- PROBLEM REQUIREMENTS
Your answer must be a single number: the count of lines in the entries below that hold "this".

- EXCERPTED RECORDS
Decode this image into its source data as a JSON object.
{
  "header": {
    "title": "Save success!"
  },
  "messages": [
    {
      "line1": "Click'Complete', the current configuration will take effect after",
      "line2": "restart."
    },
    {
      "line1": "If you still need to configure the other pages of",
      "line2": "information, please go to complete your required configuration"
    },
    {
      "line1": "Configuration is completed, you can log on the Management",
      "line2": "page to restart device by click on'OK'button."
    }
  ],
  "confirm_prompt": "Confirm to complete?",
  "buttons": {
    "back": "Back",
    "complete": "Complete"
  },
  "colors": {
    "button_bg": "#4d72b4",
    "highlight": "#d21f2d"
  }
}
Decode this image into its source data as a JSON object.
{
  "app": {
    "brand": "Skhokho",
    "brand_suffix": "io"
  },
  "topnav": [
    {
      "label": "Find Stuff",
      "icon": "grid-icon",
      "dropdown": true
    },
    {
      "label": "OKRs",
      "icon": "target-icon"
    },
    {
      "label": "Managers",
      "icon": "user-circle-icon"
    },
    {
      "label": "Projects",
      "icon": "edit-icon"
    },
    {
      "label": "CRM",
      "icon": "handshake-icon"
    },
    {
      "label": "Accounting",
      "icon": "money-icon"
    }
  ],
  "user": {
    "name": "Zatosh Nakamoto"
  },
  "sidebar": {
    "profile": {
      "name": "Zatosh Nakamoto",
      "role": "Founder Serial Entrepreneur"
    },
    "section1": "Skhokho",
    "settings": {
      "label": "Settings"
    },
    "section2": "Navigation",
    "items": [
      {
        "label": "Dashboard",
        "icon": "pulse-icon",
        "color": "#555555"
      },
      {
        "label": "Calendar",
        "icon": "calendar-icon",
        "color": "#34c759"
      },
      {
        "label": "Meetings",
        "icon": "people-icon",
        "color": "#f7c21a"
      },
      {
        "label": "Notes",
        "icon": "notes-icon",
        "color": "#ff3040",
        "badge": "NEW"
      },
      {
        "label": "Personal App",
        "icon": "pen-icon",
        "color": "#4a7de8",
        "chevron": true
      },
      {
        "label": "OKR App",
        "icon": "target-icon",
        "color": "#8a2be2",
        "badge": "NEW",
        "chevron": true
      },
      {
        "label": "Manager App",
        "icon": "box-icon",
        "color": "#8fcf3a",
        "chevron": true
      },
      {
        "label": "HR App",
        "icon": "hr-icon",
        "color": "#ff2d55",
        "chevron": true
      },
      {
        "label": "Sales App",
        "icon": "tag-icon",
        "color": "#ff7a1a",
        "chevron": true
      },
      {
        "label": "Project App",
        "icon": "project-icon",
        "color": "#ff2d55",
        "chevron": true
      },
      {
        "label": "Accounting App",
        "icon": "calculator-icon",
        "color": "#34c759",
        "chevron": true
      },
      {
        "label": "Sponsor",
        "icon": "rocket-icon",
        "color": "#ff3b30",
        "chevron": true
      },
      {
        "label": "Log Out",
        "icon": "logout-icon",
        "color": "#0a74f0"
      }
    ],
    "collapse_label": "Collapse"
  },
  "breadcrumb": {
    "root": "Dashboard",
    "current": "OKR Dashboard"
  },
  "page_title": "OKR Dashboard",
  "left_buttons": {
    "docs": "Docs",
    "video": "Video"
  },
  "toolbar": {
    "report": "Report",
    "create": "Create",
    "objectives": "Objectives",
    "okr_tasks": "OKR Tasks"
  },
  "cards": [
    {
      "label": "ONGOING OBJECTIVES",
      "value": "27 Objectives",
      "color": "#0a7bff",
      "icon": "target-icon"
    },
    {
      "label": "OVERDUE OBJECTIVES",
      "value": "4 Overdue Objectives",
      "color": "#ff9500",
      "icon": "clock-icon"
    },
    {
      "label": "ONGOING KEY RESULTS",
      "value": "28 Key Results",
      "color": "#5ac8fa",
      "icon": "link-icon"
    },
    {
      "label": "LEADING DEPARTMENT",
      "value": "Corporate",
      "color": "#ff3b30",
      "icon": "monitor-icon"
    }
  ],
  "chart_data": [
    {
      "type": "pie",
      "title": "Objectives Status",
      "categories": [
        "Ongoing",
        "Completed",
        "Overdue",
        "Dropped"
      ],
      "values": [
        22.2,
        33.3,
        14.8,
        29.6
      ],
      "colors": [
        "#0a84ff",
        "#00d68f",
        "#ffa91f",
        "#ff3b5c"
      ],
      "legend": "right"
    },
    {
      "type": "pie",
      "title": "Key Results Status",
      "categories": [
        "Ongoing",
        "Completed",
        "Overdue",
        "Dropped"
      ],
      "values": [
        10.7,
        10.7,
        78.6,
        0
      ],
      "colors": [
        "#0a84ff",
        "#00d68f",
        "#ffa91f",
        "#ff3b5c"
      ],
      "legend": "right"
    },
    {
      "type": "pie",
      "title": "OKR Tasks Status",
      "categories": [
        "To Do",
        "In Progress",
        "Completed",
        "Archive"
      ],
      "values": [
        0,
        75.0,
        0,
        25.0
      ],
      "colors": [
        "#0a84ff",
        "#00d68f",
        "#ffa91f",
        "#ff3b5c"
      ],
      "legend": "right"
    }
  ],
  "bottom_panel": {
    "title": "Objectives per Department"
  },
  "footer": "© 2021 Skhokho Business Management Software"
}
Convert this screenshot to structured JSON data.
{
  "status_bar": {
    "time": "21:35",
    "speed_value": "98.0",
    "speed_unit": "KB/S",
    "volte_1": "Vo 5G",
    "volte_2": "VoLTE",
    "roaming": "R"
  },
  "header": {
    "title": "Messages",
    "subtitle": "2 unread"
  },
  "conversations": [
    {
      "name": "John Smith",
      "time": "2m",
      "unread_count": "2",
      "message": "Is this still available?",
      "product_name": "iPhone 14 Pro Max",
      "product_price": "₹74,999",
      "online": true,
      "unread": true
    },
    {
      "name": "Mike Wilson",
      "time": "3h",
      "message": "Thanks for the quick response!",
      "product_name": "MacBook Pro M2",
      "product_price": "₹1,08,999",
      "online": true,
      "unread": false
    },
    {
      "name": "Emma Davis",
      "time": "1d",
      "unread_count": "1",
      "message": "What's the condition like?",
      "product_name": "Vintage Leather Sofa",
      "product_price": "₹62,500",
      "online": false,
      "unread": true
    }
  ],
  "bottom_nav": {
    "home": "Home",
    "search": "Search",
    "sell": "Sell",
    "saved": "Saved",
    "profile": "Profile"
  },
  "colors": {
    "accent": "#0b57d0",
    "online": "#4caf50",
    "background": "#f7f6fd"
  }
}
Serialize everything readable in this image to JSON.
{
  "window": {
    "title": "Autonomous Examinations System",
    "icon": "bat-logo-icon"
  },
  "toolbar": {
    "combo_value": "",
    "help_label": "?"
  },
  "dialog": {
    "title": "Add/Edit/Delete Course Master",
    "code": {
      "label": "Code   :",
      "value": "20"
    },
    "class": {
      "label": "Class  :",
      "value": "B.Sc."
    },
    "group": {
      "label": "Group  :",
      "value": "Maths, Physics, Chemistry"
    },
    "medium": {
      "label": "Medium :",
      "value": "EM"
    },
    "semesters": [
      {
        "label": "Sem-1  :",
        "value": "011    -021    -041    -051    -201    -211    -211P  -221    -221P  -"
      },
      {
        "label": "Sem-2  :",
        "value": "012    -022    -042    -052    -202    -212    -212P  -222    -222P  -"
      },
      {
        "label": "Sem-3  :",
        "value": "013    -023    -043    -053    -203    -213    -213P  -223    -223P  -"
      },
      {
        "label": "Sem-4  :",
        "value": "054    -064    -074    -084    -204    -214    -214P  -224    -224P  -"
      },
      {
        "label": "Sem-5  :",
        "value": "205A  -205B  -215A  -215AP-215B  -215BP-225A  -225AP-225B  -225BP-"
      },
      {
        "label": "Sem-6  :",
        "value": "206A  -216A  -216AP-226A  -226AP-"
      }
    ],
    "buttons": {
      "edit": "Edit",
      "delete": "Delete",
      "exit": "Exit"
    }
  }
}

- SOLVED EXERCISE
5